The new home-school regulations would apply specifically to parents of children who have emotional, social or behavioral problems. And they would require parents, for the first time, to submit “individualized education plans approved by the special education director of the local public school district.”

For commissioners on the Sandy Hook panel, the link between the home-schooling of special-needs students and mass murder is provided by Adam Lanza, the 20-year-old at the center of the December 2012 murders at Sandy Hook Elementary School.

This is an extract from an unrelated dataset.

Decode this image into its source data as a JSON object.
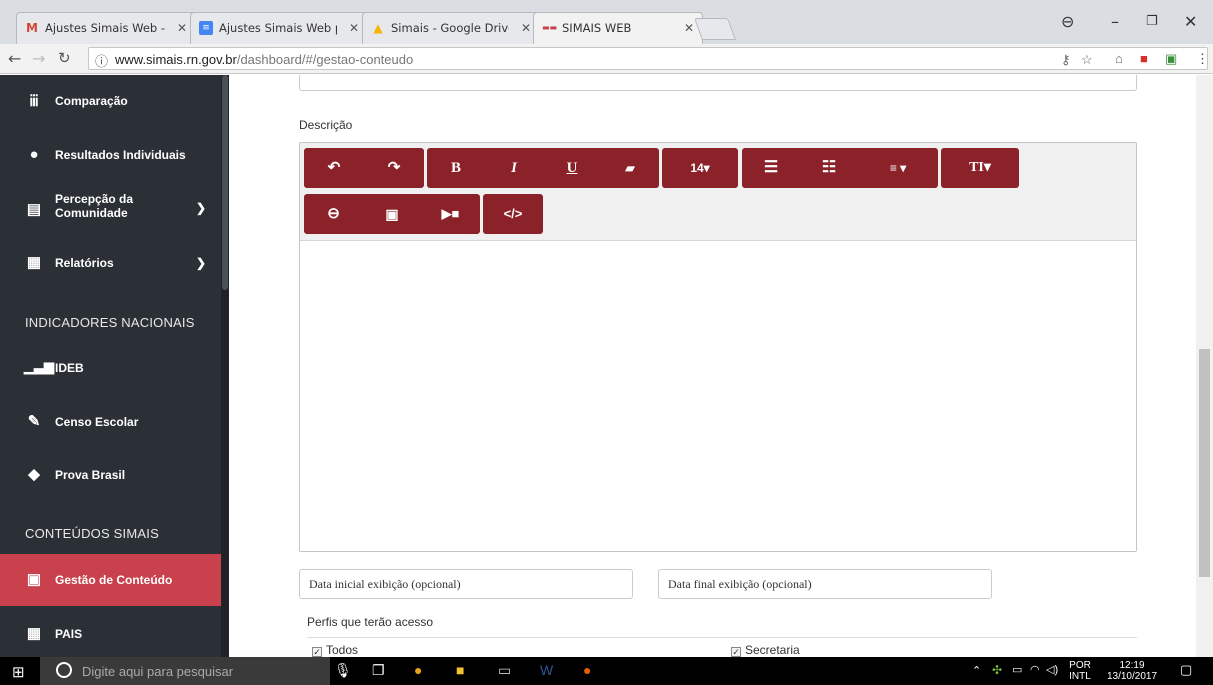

Lanza was home-schooled by his mother, who was also murdered in her home on the same day that 26 students and school employees were shot and killed.

“Given the individuals involved in the tragedy that formed the basis of this commission, I think we have thought this issue out at some length and we believe it is very germane and that the actual facts leading up to this incident support the notion of the risk in not addressing social and emotional learning needs of children who may have significant needs in that area who are home-schooled,” said commission member Harold I. Schwartz.

The Washington Post’s Eugene Volokh challenged that leap in logic, noting, for starters, that Lanza was home-schooled only briefly, from age 16 until he obtained his GED.

“I’m just skeptical that the state is going to be terribly good at second-guessing home-schooling parents’ judgment with regard to kids with emotional, social, and behavioral problems (a group that is of course hard for parents to help, but that is hard for state authorities to help, too),” wrote Volokh.

“And that’s especially so if the regulatory scheme is driven by concerns about the tiny, tiny fraction of children whose problems lead them to become mass murderers — a psychological process that, to my knowledge, psychiatry (unsurprisingly) doesn’t really fully understand.”

If this proposal becomes law, it will serve as yet another example of the government’s proclivity to counter extreme, exceptional acts with blanket legislationlegislation that needlessly encumbers many people, all of whom were getting by just fine without shouldering the burden that paternalistic government altruism typically places on law-abiding citizens.